NOT YET THE FINISHED PRODUCT
While the annual Shanghai Fashion Week has grown significantly over the years, industry veterans believe more needs to be done before it can be on par with its more illustrious Western counterparts
The front row at the opening show of the 2016 Fall/Winter Shanghai Fashion Week (SFW) on April 8 was graced by some very influential people in the global fashion scene, an indication that the annual event has grown much in stature since its inception in 2003.
But instead of the typical personalities like supermodels or A-listers, among those seated were Pascal Morand, executive president of the French Federation of Fashion, Carlo Capasa, chairman of the Italian National Fashion Chamber, Sara Maino, senior editor of Vogue Italy, and Gemma Williams, British fashion columnist and the author of Fashion China.
“These are industry veterans who are just as influential, if not more, as fashion designers, stylists and celebrities in the industry,” said Du Wenxia, a member of the Shanghai Fashion Week committee.
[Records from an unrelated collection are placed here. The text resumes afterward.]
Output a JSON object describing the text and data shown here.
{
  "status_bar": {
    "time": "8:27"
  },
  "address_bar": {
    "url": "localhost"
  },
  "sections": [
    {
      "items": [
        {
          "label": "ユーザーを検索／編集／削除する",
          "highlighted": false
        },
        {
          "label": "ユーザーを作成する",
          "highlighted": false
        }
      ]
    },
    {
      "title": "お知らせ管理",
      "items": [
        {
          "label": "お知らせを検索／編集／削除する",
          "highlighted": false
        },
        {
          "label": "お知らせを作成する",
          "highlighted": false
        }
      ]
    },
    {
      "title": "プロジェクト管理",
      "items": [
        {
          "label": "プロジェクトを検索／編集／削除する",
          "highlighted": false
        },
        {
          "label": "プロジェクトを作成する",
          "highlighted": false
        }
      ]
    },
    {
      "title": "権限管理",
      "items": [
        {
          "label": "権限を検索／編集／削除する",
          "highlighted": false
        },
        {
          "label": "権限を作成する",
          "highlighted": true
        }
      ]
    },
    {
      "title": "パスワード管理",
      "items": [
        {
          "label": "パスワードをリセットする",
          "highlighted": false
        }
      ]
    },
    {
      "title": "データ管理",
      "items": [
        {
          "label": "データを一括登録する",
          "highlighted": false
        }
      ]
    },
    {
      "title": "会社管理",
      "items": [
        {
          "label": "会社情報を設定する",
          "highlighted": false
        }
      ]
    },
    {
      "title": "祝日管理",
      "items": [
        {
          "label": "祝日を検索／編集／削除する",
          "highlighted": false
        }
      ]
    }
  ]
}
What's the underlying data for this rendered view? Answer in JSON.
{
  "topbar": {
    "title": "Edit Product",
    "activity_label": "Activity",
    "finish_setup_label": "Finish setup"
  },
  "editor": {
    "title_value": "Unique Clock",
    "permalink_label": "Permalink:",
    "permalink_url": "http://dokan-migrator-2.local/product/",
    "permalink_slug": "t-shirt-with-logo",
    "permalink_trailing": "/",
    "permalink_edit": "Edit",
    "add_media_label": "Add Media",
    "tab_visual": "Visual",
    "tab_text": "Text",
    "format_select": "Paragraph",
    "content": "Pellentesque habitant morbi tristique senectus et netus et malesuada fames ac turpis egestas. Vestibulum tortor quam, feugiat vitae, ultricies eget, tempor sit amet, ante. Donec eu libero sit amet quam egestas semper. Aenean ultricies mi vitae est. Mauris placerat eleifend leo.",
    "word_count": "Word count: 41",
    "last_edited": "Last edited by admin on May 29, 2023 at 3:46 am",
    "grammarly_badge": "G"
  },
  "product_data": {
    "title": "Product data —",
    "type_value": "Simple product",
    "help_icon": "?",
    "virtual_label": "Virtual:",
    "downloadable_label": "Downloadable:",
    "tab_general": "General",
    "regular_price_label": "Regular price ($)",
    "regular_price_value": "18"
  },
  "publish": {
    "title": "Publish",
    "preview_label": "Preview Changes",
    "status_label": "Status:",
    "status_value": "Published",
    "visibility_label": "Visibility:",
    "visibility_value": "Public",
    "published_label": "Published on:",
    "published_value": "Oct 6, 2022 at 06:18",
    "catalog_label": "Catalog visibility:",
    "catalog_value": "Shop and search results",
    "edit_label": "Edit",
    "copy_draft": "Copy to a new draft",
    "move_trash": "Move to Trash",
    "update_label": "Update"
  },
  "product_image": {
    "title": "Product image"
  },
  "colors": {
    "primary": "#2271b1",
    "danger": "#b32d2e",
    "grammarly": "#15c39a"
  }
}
Ever since the first SFW in 2003, the government-sponsored event has strived to narrow the gap with the Big Four — London, Milan, Paris and New York — by inviting famous designers such as Vivienne Westwood and Karl Lagerfeld to reproduce their shows in Shanghai.
The committee had also decided in recent years to shift the focus away from the glamourous side of the event and instead concentrate on “experiences and lessons”, according to Chen Ying, the Vice-President of Shangtex Group, the State-owned company that organizes SFW every year.
After reaching a long-term and strategic cooperation agreement with the British Fashion Council last year, the company has further expanded its European connections this year by signing collaboration deals with the French Fashion Federation and the Italian National Fashion Chamber.
At the news conference on the morning after the opening show, Chen noted that these collaborative deals connect what could be the world’s largest consumer market for fashion to a highly established and reliable supply for fashion, as well as “encourage dialogue between young designers and share information among the world’s leading fashion manufacturers”.
Raymond Tan, a Malaysian fashion photographer who has lived and worked in London for 10 years, said that Shanghai’s fashion industry is now the best place in the world to work in.
•Held across four locations: The black tent at Xintiandi (for independent designers and commercial brands), Shanghai Exhibition Center (for international brands such as DIESEL and Dirk Bikkembergs), Labelhood on the Bund for still presentation, and 800 Show in Jing’an for graduates and kids wear.
•There were more than 1,500 visitors at the opening day of trade show MODE Showroom, up 30 percent up from last season. More than 500 buyers and distributors from around the world attended the four-day event.
“The growth of the industry here is amazing and to be a part of the industry when it’s growing is what excites me,” said Tan, who recently relocated to Shanghai to further his photography career.
“Just look at the sheer number of Chinese graduates in London. Many of them are coming back to China afterwards, and they are the future of not only fashion but also the creative industry here,” he added.
But while Shanghai’s fashion scene has grown considerably through the years, the industry experts in attendance at SFW noted that there is still much to be done before Shanghai can be considered the world’s fifth fashion capital.
“The products are of course important, but that is just one spectrum of the fashion system,” said Capasa after the news conference.
“What is missing here in Shanghai is the image of fashion. Image is what aspires women to walk into the store and pay for a dress even though they already have a full wardrobe of it,” he added.
In order to achieve this, Capasa said that Shanghai needs to be more open to international collaboration with photographers, stylists and artists.
“Creating image is hard work. It’s not something you can walk into a store and ask to buy one kilogram of. Chinese investors are very generous when it comes to buying machines to produce clothes, but what the market needs are masterpieces,” said Capasa.
On the other hand, Sara Maino believes that it is the lack of sales technique and the high prices of Chinese creations that have been hindering the progress of China’s young fashion designers.
For years, small-scale production, the rising cost of labor in the domestic market and the lack of support have pushed many Chinese designers to set their prices at almost the same level as global luxury brands, and this has in turn isolated them from customers.
Lin Jian, one of China’s most celebrated fashion commentators, attributed this to the fact that Chinese designers have been overly obsessed with being “independent”. He noted that there is usually a misconception among domestic designers that being independent equates to being successful and stylish.
“People often ask when China will produce its own Alexander McQueen or Coco Chanel. I have no answer to that. However, young designers need to face the realities of the business first,” said Lin.
Lanyu 2016 Fall/Winter